Your students will have different levels of understanding about events that have happened recently. Some have been protected by parents and teachers from hearing about these tragic events; others have heard about them and are deeply concerned—even afraid. As their teacher, you will know best about the maturity level and emotional responses of your students. Use your best judgment in sharing this material. As you proceed to Step 2 and 3, use every available opportunity in the lesson to reference the tragedies as a way of tying your lesson with this topic. As your students ask questions and open up to talk about these difficult subjects, you may find the information in this booklet helpful General Crisis. While it was written specifically to address natural disasters, its contents can be easily adapted to respond to other tragedies.
Americans woke Monday morning to a grim statistic: At least 31 people died and more than 50 were wounded as the result of two mass shootings in El Paso, Texas and Dayton, Ohio over the weekend. The previous weekend three people died in a third mass shooting in Gilroy, California.

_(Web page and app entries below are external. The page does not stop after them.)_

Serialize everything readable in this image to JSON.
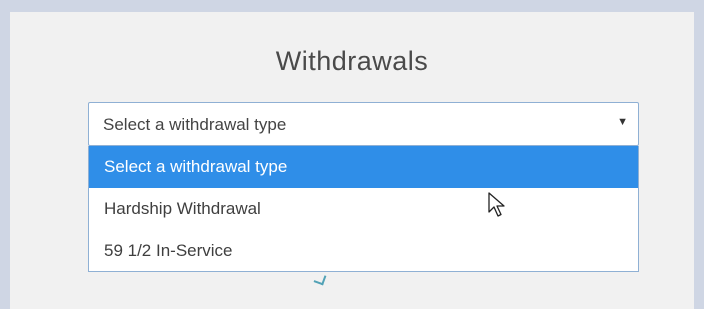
{
  "page": {
    "title": "Withdrawals"
  },
  "withdrawal_select": {
    "selected_value": "Select a withdrawal type",
    "caret_icon": "caret-down-icon",
    "options": [
      {
        "label": "Select a withdrawal type",
        "highlighted": true
      },
      {
        "label": "Hardship Withdrawal",
        "highlighted": false
      },
      {
        "label": "59 1/2 In-Service",
        "highlighted": false
      }
    ]
  },
  "colors": {
    "highlight": "#2f8ee8",
    "border": "#8fb0d4",
    "panel_bg": "#f1f1f1",
    "outer_bg": "#cfd6e4"
  },
  "icons": {
    "cursor": "mouse-pointer-icon"
  }
}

- What have you heard about the incidents?(Allow students to share reports they have received through news coverage, or alternate venues such as parents, friends, or social media. Allow students to share freely.)

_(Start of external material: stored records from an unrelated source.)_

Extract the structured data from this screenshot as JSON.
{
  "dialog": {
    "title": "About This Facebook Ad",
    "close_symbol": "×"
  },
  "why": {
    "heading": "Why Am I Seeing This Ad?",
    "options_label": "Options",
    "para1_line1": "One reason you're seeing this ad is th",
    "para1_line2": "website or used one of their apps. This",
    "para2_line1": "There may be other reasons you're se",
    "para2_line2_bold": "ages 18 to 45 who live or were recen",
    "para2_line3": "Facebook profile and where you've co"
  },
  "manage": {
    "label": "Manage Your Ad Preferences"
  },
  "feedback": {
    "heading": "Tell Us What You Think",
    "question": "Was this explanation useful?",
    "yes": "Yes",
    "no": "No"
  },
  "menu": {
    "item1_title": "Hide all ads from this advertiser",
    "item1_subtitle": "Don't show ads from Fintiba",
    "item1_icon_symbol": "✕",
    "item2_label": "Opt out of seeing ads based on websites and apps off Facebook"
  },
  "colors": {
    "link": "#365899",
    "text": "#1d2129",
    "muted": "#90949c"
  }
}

People hurting people and people killing people is not new. Cain killed his brother Abel over an offering that Abel brought to God. Bad things like suffering, disease, and death happen in our world. God created the world to be perfect. But when Adam and Eve disobeyed God, that allowed evil and sin into the world. Some of the results of sin can be seen in tragedies such as the recent shootings.
- What emotions have you experienced since hearing about these tragedies?(Students may talk about sadness, fear, confusion, etc.)

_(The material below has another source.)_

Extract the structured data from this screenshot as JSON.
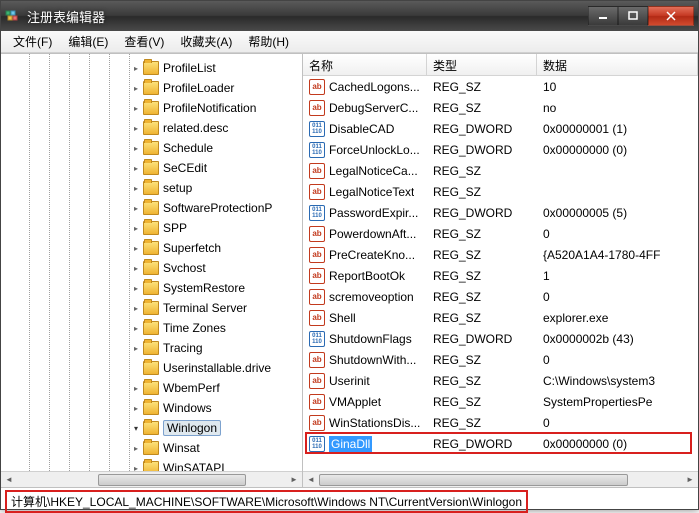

- If you could ask God any questions you wanted to about what happened, what would you ask? (Allow your students to talk openly and freely; this is not a time to correct any theology or try to divert questions in a different direction. Accept all reasonable answers as a means of finding out where your students stand emotionally and spiritually in the aftermath of this event.)
“Why did this happen?” is something people frequently ask in situations like this. “Why?” questions are very difficult to answer. Because we are just human and God is so much bigger and wiser, we are not fully able to understand the “big picture” like He does. We can remember that while we do not understand, we can still trust and praise God because He is good, loving, merciful, and at work. When sin entered our world, it brought pain and death to everyone. But we know that God loves every person and made a way through Jesus for all who believe in Him to be with Him forever. Until that time, God wants to show us how much He loves us through His Word. That’s why we come together each week to learn more about Him and how we can respond to Him even in the midst of tragedy. Let’s find out what He wants us to know about Him today.
We do not endorse or disavow the views held in the following links. They are provided only as background information for teachers who have not had a chance to research recent events. It might be helpful to familiarize yourself with what transpired by viewing the following links before class.
President Trump condemned racism and white supremacy [1:26]
Rising death toll, police video and ‘hundreds’ saved: The aftermath of the El Paso, Dayton shootings [1:00]